■ **EXERCISE DIRECTIONS**: Each line below that carries the string "period" must appear in the answer.

■ **INFORMATION**:
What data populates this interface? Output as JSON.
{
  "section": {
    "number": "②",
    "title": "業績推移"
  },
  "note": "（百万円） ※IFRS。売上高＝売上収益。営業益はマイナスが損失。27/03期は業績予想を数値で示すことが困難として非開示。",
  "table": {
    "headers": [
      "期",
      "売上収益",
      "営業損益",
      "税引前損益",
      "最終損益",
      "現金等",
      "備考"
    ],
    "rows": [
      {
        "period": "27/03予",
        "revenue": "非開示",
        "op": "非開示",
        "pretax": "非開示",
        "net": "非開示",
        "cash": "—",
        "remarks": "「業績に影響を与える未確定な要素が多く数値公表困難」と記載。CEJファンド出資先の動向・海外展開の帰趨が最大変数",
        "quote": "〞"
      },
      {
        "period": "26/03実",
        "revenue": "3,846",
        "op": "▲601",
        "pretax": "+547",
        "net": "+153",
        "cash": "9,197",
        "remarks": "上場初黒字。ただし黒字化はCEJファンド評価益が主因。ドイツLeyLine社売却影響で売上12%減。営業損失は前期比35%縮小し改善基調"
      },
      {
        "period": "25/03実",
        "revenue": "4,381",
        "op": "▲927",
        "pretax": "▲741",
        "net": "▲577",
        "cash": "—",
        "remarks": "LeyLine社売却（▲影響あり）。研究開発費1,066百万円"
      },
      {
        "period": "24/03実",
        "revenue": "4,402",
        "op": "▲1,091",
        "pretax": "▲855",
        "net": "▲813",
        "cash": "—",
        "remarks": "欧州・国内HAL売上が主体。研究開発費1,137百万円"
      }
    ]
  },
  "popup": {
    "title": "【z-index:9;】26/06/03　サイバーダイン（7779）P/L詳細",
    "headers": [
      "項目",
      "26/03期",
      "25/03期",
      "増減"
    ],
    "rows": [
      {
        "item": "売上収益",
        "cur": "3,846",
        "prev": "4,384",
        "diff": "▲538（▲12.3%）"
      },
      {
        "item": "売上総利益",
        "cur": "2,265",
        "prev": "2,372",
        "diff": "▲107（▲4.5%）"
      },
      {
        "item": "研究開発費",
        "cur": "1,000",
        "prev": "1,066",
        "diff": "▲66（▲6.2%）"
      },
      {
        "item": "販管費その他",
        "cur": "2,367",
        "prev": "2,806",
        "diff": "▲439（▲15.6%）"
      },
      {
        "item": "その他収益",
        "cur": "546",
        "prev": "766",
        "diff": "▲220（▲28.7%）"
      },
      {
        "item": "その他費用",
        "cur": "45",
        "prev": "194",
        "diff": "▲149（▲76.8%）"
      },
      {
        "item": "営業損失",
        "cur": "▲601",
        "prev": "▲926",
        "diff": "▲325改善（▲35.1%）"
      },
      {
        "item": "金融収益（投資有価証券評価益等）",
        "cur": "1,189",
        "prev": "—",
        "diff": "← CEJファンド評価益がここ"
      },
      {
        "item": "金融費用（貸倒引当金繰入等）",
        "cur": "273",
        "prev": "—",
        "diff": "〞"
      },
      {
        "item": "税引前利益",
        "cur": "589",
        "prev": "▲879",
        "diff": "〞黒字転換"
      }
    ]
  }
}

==

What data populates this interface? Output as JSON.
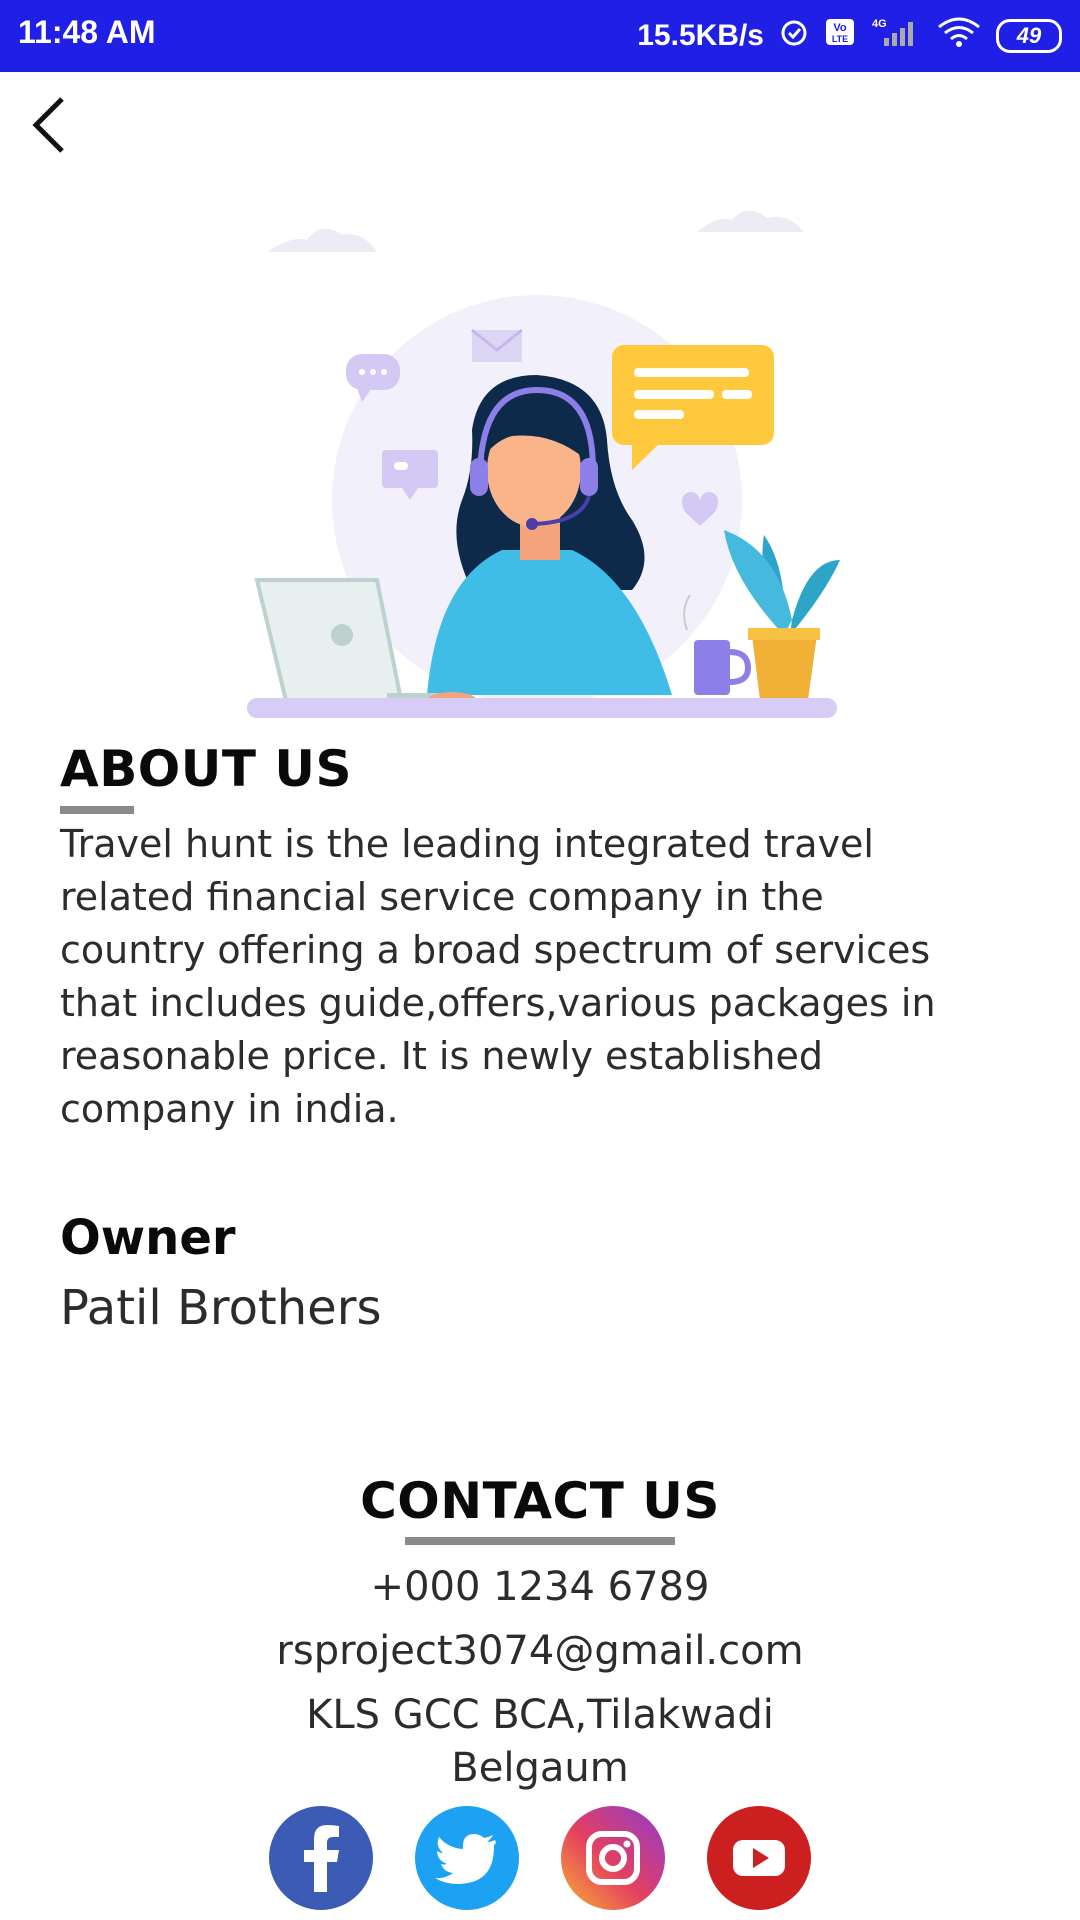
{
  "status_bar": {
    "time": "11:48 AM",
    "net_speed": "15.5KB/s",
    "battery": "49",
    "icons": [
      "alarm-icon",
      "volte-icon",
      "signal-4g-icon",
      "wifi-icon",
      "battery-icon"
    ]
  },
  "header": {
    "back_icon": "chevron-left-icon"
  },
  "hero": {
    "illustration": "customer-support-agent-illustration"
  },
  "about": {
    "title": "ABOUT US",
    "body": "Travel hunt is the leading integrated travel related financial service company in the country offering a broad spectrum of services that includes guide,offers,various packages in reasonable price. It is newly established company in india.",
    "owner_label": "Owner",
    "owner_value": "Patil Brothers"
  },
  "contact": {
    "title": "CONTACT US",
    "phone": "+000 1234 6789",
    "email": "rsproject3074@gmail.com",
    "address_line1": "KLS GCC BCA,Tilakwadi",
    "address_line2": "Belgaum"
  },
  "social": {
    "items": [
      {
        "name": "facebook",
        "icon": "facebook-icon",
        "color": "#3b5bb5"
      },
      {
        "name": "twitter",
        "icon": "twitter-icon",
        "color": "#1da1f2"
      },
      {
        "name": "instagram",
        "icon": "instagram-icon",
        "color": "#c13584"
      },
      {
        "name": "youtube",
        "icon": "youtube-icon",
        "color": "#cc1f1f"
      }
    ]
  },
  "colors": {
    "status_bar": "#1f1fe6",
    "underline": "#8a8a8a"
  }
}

■ **RESPONSE TO THIS EXERCISE**:
        "period": "27/03予",
        "period": "26/03実",
        "period": "25/03実",
        "period": "24/03実",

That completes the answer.